- Harris, Sheryl (April 18, 1994). "Interstate System in Ohio to Grow". Akron Beacon Journal. p. A1.
- Penix, Len (September 21, 1995). "State: No new I-74 leg Project could use Ohio 32 instead". The Cincinnati Post. p. 1.
- Dias, Monica (March 26, 1998). "I-74 extension through N. Kentucky is still alive". The Cincinnati Post. p. 6A.
- Malme, Robert H. (2015). "I-73 Segment 11". Gribble Nation. Retrieved May 30, 2015.[self-published source]
- Malme, Robert H. (2015). "I-74 Segment 4". Gribble Nation. Retrieved May 30, 2015.[self-published source]
- Malme, Robert H. (2015). "I-74 Segment 17". Gribble Nation.
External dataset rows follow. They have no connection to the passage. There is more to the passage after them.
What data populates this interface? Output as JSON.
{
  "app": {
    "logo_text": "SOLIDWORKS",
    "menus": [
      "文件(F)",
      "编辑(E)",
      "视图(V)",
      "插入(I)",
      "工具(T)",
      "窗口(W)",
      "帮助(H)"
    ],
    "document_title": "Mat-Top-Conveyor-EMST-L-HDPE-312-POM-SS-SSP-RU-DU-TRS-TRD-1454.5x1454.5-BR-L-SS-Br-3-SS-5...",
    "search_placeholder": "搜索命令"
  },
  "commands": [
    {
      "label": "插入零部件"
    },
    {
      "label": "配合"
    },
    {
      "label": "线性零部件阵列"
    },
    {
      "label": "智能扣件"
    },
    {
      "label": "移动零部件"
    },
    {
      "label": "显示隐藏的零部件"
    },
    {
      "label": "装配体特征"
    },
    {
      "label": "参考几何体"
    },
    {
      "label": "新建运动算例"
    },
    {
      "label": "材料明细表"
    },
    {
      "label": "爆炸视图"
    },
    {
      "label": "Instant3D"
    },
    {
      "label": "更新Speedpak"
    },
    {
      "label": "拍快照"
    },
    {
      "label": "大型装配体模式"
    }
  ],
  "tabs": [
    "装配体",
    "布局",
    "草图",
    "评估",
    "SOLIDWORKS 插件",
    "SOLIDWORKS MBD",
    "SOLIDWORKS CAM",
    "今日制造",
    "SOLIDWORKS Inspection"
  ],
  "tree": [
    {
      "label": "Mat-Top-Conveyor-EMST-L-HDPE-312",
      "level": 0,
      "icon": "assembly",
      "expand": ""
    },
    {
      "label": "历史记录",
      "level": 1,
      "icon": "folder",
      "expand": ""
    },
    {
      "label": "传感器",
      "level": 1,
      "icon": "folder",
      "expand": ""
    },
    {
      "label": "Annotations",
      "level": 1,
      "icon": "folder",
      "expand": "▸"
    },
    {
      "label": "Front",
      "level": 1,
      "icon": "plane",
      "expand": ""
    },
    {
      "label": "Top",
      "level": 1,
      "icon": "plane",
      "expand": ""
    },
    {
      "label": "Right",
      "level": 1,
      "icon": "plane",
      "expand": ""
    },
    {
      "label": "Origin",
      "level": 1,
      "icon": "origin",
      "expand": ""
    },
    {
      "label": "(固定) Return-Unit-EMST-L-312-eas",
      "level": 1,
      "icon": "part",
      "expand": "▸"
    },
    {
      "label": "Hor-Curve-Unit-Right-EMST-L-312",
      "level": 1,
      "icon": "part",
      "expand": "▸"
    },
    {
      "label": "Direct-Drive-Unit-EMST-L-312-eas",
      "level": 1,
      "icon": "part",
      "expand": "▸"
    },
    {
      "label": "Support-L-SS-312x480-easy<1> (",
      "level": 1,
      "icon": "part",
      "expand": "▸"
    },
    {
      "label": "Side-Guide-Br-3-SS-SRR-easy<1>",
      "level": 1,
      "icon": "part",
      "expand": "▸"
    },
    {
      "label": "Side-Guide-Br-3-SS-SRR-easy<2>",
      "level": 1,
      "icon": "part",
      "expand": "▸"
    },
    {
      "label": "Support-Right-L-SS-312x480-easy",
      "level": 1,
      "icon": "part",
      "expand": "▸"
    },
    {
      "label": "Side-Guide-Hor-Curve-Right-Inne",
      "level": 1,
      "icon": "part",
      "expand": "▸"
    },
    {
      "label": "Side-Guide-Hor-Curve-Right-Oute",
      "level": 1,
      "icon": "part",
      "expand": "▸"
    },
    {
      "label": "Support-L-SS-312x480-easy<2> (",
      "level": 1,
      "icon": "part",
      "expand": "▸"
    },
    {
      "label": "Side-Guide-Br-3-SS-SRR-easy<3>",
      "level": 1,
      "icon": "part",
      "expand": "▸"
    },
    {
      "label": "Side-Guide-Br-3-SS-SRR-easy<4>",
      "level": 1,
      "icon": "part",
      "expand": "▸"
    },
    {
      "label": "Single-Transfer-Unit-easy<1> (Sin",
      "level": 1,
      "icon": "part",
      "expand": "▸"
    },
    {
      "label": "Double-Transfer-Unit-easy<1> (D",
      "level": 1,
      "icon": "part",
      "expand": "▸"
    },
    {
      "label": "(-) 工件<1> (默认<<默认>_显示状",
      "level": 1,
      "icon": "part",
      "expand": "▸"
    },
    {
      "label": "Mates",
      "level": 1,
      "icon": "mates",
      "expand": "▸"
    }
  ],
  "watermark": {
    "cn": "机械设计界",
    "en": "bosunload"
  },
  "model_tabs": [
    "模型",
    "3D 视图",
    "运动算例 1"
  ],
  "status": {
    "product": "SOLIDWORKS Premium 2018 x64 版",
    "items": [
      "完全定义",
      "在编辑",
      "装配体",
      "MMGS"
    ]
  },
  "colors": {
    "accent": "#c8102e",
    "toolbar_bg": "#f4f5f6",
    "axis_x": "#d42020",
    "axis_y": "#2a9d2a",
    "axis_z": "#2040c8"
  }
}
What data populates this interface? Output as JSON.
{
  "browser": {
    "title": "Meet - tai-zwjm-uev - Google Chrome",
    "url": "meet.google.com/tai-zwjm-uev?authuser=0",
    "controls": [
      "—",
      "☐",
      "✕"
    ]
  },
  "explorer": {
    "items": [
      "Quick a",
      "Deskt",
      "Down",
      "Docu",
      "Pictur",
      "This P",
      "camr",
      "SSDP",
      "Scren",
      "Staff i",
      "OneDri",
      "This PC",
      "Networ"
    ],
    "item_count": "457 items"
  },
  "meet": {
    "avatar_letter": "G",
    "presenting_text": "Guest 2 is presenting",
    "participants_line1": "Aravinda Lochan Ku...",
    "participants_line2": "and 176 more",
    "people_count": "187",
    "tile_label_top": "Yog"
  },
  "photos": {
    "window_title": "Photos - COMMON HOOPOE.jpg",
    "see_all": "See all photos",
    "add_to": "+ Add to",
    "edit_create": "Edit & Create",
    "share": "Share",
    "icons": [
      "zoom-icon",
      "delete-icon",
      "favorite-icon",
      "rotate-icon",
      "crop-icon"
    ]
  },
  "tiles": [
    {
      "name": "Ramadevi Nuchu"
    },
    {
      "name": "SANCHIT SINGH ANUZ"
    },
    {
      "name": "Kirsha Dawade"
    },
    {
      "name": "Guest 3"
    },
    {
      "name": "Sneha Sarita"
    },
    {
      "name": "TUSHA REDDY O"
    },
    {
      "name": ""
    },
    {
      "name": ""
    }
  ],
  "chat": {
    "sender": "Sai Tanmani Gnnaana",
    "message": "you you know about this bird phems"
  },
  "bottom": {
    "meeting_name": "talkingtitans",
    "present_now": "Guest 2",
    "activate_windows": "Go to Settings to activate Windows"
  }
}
Retrieved May 30, 2015.[self-published source]
- Malme, Robert H. (2009). "I-74 Segment 16". Archived from the original on October 8, 2011. Retrieved November 26, 2011.[self-published source]
|Wikimedia Commons has media related to Interstate 74.|
- Geographic data related to Interstate 74 at OpenStreetMap
- I-74 in NC Progress Page
- SCDOT - Carolina Bays Parkway Phase II (part of I-74)
- High Priority Corridor 5 (I-73/74)
- Upgrade 74 Renovation Project
- I-74 on Cincinnati-Transit.net
- Interstate 74 Cincinnati to Piketon Corridor
- I-74 Iowa-Illinois Corridor Study
- Illinois Highway Ends: Interstate 74
- Indiana Highway Ends: Interstate 74
- AA Roads - Interstate 74
- National I-73/74 Corridor Association
- Interstate 74 Construction, Moline, Illinois